Tomorrow I get to paint at the Garden and talk to Grace Ann and Jeremy. And maybe in the evening we'll go to a movie (some combination of us).

Tuesday, September 05, 2006

What if this is as good as it gets?

Jack Nicholson's gravelly voice speaking those lines has played in my head the last two times I've left my therapist's office. If it weren't so cliche, I'd actually say it out loud. If I thought it were true, I'd.... I don't know. It had better not be true.

So today she and I had this wierd little conversation where I grouped my psychiatrist (not to be confused with her, my therapist/LCSW) in with gay men as a social group. And she said, "Did he share that with you?"

I looked at her like she was stupid and said, "I haven't been "best friends" whether he wants to call it that or not with [various gay men, actually, though we were only talking about one person at the time] for the past 10 years for nothing."

"Pretty well developed gaydar, huh?"


So now that that's out of the way we can move right along...

God. It's so stupid that it's such a big deal, and that sexual orientation affects our world so damn strongly. Get over it. I don't care who anyone's sleeping with as long as everyone is nice to me and other people.

And if a few more people could be functionally nice to me, that would be just fine.

Saturday, September 02, 2006

a word about borrow teenagers

They have given me blogging, IM, and, like, hours and hours of work, I mean, fun, love and laughter.

As a person formerly known as "that hard honors English teacher" or "the journalism adviser" or "I don't know anything about the yearbook or the lit mag, go next door," I've gotten to share the best/worst/hardest/easiest/funniest/most difficult and transforming years of more than 1000 people's lives, and I am so blessed to have had that experience.

And I am so lucky and grateful that as I have "left the building" some of those people who knew-me-when are making the effort to stay in my life and let me stay in their lives.

Friday, September 01, 2006

a word about the cane

Despite foot pain and some new wierd things growing on his foot (which he swears will be OK to just get looked at when he sees his podiatrist at the VA in three weeks), he still walked about a mile with me tonight after I drove him to dinner after his 36 hour shift. Turns out it's only residents who have to have 80 hour weeks and get sent home at noon if they spend the night at the hospital. Justin, a third year, got to spend two fitful hours "sleeping" and the rest of the time making sure general surgery patients stayed alive. (Apparently a touch and go situation for some.)

And the cane: at first it was a cool (in his opinion) carved wooden duck's head cane that was given to him by his stepfather's father. That broke in the Museum of the National Library of Congress (because there's a quieter place for dropping potentially sharp objects (now known as weapons) in 2003 Washington DC--sometimes I feel so much safer because I married a white man instead of someone with the complexion of everyone else in my family; not that I think anyone ever racially profiles us (ha! it's soooo fun! grrr...). Then he got a hiking one from REI, which is actually cool. I try to remember or talk him into taking it with him on long walks, but his pride gets in his way. (Plus the hand holding and the walking on anyside of him is a bit awkward.)

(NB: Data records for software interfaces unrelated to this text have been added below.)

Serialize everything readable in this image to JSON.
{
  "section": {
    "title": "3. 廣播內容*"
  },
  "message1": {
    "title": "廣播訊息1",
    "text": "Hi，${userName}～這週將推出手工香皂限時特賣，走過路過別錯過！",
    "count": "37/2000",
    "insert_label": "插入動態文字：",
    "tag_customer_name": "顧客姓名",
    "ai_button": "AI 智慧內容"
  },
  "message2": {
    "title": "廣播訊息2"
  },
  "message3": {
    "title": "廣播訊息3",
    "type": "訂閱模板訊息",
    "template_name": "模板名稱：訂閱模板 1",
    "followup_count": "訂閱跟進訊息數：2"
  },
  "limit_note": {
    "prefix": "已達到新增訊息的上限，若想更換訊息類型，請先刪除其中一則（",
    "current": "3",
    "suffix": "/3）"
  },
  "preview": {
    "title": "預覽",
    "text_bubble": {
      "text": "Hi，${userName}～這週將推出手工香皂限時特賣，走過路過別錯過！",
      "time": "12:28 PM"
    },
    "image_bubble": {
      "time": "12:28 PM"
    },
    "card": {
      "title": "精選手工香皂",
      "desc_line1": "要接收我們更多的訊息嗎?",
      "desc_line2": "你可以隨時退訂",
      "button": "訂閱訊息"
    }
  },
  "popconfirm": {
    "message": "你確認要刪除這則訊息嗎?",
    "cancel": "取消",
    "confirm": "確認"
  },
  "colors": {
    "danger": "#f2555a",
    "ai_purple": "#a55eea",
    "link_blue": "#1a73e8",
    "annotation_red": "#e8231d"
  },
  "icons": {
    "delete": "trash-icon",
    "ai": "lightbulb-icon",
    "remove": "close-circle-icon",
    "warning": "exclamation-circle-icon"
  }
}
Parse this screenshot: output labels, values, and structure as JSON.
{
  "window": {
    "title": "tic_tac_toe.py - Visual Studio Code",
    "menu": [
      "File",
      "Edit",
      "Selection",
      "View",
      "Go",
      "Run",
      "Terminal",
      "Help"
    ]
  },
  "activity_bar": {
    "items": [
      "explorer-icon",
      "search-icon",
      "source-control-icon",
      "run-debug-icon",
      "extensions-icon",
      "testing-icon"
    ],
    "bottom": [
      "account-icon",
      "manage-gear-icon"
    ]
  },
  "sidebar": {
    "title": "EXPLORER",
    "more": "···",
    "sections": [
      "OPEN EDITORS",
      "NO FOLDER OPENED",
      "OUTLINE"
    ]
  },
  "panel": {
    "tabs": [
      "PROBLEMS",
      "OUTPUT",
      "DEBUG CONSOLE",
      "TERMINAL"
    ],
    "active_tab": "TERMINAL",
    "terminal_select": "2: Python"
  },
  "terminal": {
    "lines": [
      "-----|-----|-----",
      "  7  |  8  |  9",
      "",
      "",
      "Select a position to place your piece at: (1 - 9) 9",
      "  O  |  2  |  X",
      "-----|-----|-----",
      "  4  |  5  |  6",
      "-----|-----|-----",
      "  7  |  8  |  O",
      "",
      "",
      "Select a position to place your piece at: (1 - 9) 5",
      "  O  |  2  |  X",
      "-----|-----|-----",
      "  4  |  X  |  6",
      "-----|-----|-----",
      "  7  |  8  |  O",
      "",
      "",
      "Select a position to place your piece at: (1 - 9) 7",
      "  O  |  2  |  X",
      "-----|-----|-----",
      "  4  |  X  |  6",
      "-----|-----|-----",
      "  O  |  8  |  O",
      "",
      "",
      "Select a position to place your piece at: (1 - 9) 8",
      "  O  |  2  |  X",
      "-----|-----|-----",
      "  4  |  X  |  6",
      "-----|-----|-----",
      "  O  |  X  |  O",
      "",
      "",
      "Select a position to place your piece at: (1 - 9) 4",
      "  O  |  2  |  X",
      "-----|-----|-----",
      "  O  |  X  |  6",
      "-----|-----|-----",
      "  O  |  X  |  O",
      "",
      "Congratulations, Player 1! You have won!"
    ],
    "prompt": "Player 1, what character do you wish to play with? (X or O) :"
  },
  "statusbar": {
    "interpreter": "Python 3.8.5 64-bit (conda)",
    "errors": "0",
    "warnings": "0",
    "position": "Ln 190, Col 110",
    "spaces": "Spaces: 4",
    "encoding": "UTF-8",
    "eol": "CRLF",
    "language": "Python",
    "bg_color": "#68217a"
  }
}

I figure in ER or family medicine he can have borrow babies too--so that works pretty well for me. His next rotation is OB/Gyn... I'm not sure I'm thrilled with him having borrow vaginas. On the other hand, he is really clinical about stuff he's been seeing so far--clinical and relatively amusing. Hopefully it won't make him think "it's time" because we've (at least for now) decided that WE need A LOT of time before it's remotely a good idea to have a kid. We're very busy raising ourselves at the moment and figure we have, like, at least, like, ten years worth of work to do before we're, like, emotionally caught up to our real ages and old enough, ya' know? Yay borrow babies! :) Yay borrow puppies! Yay borrow teenagers!